How do I know if my trees are ash?
There are a few species of ash native to Canada; their natural ranges are primarily in southern parts of central and eastern Canada. It has been planted extensively in urban areas outside of its natural range because of its fast growth and its ability to tolerate urban conditions.
|Healthy green ash (Fraxinus pennsylvanica).
Image: Chris Gynan, Silv-Econ Ltd.
To determine if you have an ash tree look for the following characteristics:
1. Look at a limb of the tree. Are the twigs opposite to each other where they attach to the branch (as opposed to alternating)? If the tree has twigs that emerge from the branch opposite to each other, it may be an ash. Look at several sets of twigs though, sometimes twigs have broken off.
|Ash branch with twigs opposite.
Image: Troy Evans, Great Smoky Mountains National Park, Bugwood.org
2. Look at the leaves of the tree. Ash trees have compound leaves. A compound leaf is divided into distinct parts called leaflets, unlike a simple leaf (like an oak or maple) which is one piece.
|Ash leaf: compound leaf with 7 leaflets.
Image: Keith Kanoti, Maine Forest Service, Bugwood.org
3. Ash leaves have 5-11 leaflets attached along a central stalk - 1 at the end of the stalk, and the rest arranged opposite to each other in a feather-like arrangement. The edges of ash leaflets will be either smooth or very finely toothed.
4. Only female ash trees produce seeds and many trees planted in urban areas are male, so your ash tree may or may not have seeds. Ash seeds, when present, are oar-shaped and grow in bunches.

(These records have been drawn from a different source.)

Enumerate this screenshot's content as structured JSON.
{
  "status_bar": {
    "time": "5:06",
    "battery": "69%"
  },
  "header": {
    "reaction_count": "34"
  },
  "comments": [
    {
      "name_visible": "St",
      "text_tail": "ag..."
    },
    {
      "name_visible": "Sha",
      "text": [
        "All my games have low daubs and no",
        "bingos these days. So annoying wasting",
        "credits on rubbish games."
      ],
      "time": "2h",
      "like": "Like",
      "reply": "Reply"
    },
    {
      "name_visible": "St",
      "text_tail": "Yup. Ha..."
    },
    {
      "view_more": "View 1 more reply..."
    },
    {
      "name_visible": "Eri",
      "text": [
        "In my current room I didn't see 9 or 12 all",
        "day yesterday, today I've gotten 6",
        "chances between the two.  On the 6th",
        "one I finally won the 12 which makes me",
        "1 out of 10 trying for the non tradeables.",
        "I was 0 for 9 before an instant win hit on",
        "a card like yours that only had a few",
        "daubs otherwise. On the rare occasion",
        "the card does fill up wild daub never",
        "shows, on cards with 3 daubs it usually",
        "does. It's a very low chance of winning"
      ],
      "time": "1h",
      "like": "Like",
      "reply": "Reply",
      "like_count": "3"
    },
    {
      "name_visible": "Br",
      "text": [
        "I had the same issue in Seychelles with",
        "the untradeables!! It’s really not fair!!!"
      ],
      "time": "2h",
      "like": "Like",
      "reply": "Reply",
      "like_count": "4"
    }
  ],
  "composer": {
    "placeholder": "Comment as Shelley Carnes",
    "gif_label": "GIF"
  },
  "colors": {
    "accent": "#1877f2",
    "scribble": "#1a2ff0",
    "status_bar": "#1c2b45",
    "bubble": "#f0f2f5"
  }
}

|Oar-shaped ash seeds.
Image: Paul Wray, Iowa State University, Bugwood.org